What to produce. Copy the data. Keep every character as given.

Dataset rows for apps and sites:

--

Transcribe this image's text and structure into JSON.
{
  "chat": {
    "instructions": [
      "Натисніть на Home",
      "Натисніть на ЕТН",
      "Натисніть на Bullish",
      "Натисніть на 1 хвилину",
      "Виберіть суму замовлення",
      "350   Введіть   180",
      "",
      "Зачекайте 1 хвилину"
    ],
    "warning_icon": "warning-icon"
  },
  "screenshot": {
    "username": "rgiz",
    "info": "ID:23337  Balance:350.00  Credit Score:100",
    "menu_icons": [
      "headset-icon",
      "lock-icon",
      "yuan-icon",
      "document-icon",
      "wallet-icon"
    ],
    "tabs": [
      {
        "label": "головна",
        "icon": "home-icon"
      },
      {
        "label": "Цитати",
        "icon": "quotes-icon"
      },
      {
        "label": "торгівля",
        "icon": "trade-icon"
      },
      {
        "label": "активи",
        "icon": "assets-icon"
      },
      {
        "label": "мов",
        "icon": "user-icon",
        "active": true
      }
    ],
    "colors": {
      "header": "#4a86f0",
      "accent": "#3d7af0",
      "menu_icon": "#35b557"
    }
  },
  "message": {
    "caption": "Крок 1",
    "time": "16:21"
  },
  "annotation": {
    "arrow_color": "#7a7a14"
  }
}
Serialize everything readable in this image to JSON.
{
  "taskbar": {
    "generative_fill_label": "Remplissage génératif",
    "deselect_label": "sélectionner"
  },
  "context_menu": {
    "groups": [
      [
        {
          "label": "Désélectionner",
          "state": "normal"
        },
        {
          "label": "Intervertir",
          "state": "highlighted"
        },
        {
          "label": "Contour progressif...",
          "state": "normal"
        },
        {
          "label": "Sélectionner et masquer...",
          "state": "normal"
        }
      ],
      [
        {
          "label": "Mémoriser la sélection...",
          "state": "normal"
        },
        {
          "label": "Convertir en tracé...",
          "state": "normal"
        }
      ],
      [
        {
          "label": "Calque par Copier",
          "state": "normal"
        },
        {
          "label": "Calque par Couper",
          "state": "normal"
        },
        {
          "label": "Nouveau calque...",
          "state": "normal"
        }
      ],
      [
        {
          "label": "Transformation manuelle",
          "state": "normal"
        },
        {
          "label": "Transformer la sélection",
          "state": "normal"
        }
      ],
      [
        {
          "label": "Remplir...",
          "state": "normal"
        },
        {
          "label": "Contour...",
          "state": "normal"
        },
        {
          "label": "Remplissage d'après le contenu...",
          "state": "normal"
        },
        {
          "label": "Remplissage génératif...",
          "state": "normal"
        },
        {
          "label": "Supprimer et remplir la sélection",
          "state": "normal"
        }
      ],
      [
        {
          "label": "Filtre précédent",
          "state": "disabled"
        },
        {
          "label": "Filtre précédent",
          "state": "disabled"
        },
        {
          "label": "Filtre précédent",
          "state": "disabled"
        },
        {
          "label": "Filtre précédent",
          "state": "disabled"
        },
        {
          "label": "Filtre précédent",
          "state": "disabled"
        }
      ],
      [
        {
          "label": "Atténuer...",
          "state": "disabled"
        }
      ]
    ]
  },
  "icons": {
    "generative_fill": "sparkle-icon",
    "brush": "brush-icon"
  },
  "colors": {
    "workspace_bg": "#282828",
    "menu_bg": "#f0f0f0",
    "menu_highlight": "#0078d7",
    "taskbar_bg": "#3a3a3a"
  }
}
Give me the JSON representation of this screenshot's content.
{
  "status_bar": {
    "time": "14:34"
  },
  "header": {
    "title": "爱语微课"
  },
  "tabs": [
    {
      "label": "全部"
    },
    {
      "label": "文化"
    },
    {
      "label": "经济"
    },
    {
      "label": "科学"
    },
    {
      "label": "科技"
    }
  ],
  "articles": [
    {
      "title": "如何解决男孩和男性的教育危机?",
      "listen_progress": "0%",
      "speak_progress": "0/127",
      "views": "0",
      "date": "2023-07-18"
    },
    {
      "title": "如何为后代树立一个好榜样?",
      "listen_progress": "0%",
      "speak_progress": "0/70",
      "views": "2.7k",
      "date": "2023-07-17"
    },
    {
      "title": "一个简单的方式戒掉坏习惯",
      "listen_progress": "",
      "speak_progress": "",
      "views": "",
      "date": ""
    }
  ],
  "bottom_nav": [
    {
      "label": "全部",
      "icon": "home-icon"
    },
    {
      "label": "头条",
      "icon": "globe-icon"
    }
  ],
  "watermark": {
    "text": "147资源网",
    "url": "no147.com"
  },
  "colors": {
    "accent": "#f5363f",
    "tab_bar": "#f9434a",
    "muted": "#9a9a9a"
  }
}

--

Answer for this exercise.
Transcribe this image's text and structure into JSON.
{
  "chat": {
    "instructions": [
      "Натисніть на Home",
      "Натисніть на ЕТН",
      "Натисніть на Bullish",
      "Натисніть на 1 хвилину",
      "Виберіть суму замовлення",
      "350   Введіть   180",
      "",
      "Зачекайте 1 хвилину"
    ],
    "warning_icon": "warning-icon"
  },
  "screenshot": {
    "username": "rgiz",
    "info": "ID:23337  Balance:350.00  Credit Score:100",
    "menu_icons": [
      "headset-icon",
      "lock-icon",
      "yuan-icon",
      "document-icon",
      "wallet-icon"
    ],
    "tabs": [
      {
        "label": "головна",
        "icon": "home-icon"
      },
      {
        "label": "Цитати",
        "icon": "quotes-icon"
      },
      {
        "label": "торгівля",
        "icon": "trade-icon"
      },
      {
        "label": "активи",
        "icon": "assets-icon"
      },
      {
        "label": "мов",
        "icon": "user-icon",
        "active": true
      }
    ],
    "colors": {
      "header": "#4a86f0",
      "accent": "#3d7af0",
      "menu_icon": "#35b557"
    }
  },
  "message": {
    "caption": "Крок 1",
    "time": "16:21"
  },
  "annotation": {
    "arrow_color": "#7a7a14"
  }
}
Serialize everything readable in this image to JSON.
{
  "taskbar": {
    "generative_fill_label": "Remplissage génératif",
    "deselect_label": "sélectionner"
  },
  "context_menu": {
    "groups": [
      [
        {
          "label": "Désélectionner",
          "state": "normal"
        },
        {
          "label": "Intervertir",
          "state": "highlighted"
        },
        {
          "label": "Contour progressif...",
          "state": "normal"
        },
        {
          "label": "Sélectionner et masquer...",
          "state": "normal"
        }
      ],
      [
        {
          "label": "Mémoriser la sélection...",
          "state": "normal"
        },
        {
          "label": "Convertir en tracé...",
          "state": "normal"
        }
      ],
      [
        {
          "label": "Calque par Copier",
          "state": "normal"
        },
        {
          "label": "Calque par Couper",
          "state": "normal"
        },
        {
          "label": "Nouveau calque...",
          "state": "normal"
        }
      ],
      [
        {
          "label": "Transformation manuelle",
          "state": "normal"
        },
        {
          "label": "Transformer la sélection",
          "state": "normal"
        }
      ],
      [
        {
          "label": "Remplir...",
          "state": "normal"
        },
        {
          "label": "Contour...",
          "state": "normal"
        },
        {
          "label": "Remplissage d'après le contenu...",
          "state": "normal"
        },
        {
          "label": "Remplissage génératif...",
          "state": "normal"
        },
        {
          "label": "Supprimer et remplir la sélection",
          "state": "normal"
        }
      ],
      [
        {
          "label": "Filtre précédent",
          "state": "disabled"
        },
        {
          "label": "Filtre précédent",
          "state": "disabled"
        },
        {
          "label": "Filtre précédent",
          "state": "disabled"
        },
        {
          "label": "Filtre précédent",
          "state": "disabled"
        },
        {
          "label": "Filtre précédent",
          "state": "disabled"
        }
      ],
      [
        {
          "label": "Atténuer...",
          "state": "disabled"
        }
      ]
    ]
  },
  "icons": {
    "generative_fill": "sparkle-icon",
    "brush": "brush-icon"
  },
  "colors": {
    "workspace_bg": "#282828",
    "menu_bg": "#f0f0f0",
    "menu_highlight": "#0078d7",
    "taskbar_bg": "#3a3a3a"
  }
}
Give me the JSON representation of this screenshot's content.
{
  "status_bar": {
    "time": "14:34"
  },
  "header": {
    "title": "爱语微课"
  },
  "tabs": [
    {
      "label": "全部"
    },
    {
      "label": "文化"
    },
    {
      "label": "经济"
    },
    {
      "label": "科学"
    },
    {
      "label": "科技"
    }
  ],
  "articles": [
    {
      "title": "如何解决男孩和男性的教育危机?",
      "listen_progress": "0%",
      "speak_progress": "0/127",
      "views": "0",
      "date": "2023-07-18"
    },
    {
      "title": "如何为后代树立一个好榜样?",
      "listen_progress": "0%",
      "speak_progress": "0/70",
      "views": "2.7k",
      "date": "2023-07-17"
    },
    {
      "title": "一个简单的方式戒掉坏习惯",
      "listen_progress": "",
      "speak_progress": "",
      "views": "",
      "date": ""
    }
  ],
  "bottom_nav": [
    {
      "label": "全部",
      "icon": "home-icon"
    },
    {
      "label": "头条",
      "icon": "globe-icon"
    }
  ],
  "watermark": {
    "text": "147资源网",
    "url": "no147.com"
  },
  "colors": {
    "accent": "#f5363f",
    "tab_bar": "#f9434a",
    "muted": "#9a9a9a"
  }
}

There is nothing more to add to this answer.